  • Along those lines, I did have a conversation with Atanas Popov, General Manager for Embarcadero. He was quite confident in things going well as they execute on the roadmap.  He’s actually quite open and accessible – he publishes his email: atanas.popov@idera.com  Don’t be afraid to get in touch with him if you have any questions or issues about the path forward.
  • I can’t vouch for the book, but you can get Delphi Succinctly for free.
  • I will be presenting two days of material at the Danish Delphi User Group at the end of April.  I’m really looking forward to it, not only for the excellent conference, but also because my youngest will be making the trip with me.  I’ve talked at this conference twice before, and it’s always been fun.  If you are in thearea and want to excellent Delphi content (if I do say so myself), then you should attend.
  • My books continue to sell, and I’m very grateful to each and everyone of you that have made a purchase.  If you still want to buy, supplies are unlimited, but don’t let that stop you!  You can buy both books in paper copy, both on  electronic copy from LeanPub, and if you are really excited, you can buy them both as an electronic bundle for a $15 savings.  Again, you have my thanks and gratitude for your purchases.  The books have been way more successful than I ever hoped.
  • The bummer news is, of course, the departure of Allen Bauer from Embarcadero. Allen is a great friend, and I wish him well on his new endeavors at Google. He was with the Delphi team from the very beginnning.  His loss is a blow to the product.  But the team isn’t just one guy, so here’s to others stepping up to fill the void. 
  • Link of the Week:  Giving up on TDD by Uncle Bob.  Apparently a guy named Ian Sommerville “gave up” on TDD, and Uncle Bob refutes his argument. Uncle Bob doesn’t pull his punches.  Good stuff.
  • Flotsam and Jetsam #95

    • Last week I sang the praises of Stefan Glienke.  Well, he has done it again.  He’s released TestInsight – an IDE integration for unit testing.  This is really cool – you can run your tests automatically right in the IDE.  Give it a look – very, very nice stuff.   Plus, it works with all the major unit testing frameworks.
    • Tweet and Quote of the Week:  “As long as managers think programmers are young interchangeable pizza-fed cheaply hired commodities, buggy software will rule the world.”

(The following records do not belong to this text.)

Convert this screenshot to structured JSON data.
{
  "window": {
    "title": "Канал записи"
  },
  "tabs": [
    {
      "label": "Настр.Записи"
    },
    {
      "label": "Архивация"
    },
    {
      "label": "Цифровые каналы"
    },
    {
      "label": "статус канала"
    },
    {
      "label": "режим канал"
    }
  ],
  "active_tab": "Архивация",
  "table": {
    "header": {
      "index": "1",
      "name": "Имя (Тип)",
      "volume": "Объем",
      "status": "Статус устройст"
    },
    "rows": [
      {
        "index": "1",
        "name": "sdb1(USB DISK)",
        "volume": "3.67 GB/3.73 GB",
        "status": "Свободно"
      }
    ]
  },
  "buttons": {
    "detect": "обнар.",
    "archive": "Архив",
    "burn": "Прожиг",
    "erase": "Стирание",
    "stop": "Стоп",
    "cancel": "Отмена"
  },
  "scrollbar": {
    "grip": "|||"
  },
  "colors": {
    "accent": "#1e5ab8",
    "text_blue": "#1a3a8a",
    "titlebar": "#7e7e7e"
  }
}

    • Glad to see that this website is still alive and kicking: http://www.isdelphidead.com/ Hehe.
    • Work on my new book continues apace.  I’ve just started showing chapters to my “beta testers”.  I’m grateful for all the feedback I get.  If you are interested in reading rough drafts of my chapters, you can join the Coding in Delphi group.  It’s a private group, so I’ll have to approve your entry, but that’s usually not a problem.  I welcome and am grateful for any help in making the book better.
    • Next week is Delphi Week.  You can register to participate.   Hard to believe it’s been twenty years.  Seriously?  Great that the product is still rolling along as strong as ever.  I’ll have few thoughts, tweets, and other things to offer as we celebrate.  Keep an eye on this space and the #delphiweek hashtag, as well as the presentations from Embarcadero.  Should be fun.
    • Jim McKeeth does a nice interview with Darren Kosinski, who is a member of the FireMonkey R&D team.  Darren is a friend of mine from my days at Embarcadero and a good guy as well as a brilliant developer.  Give it a listen.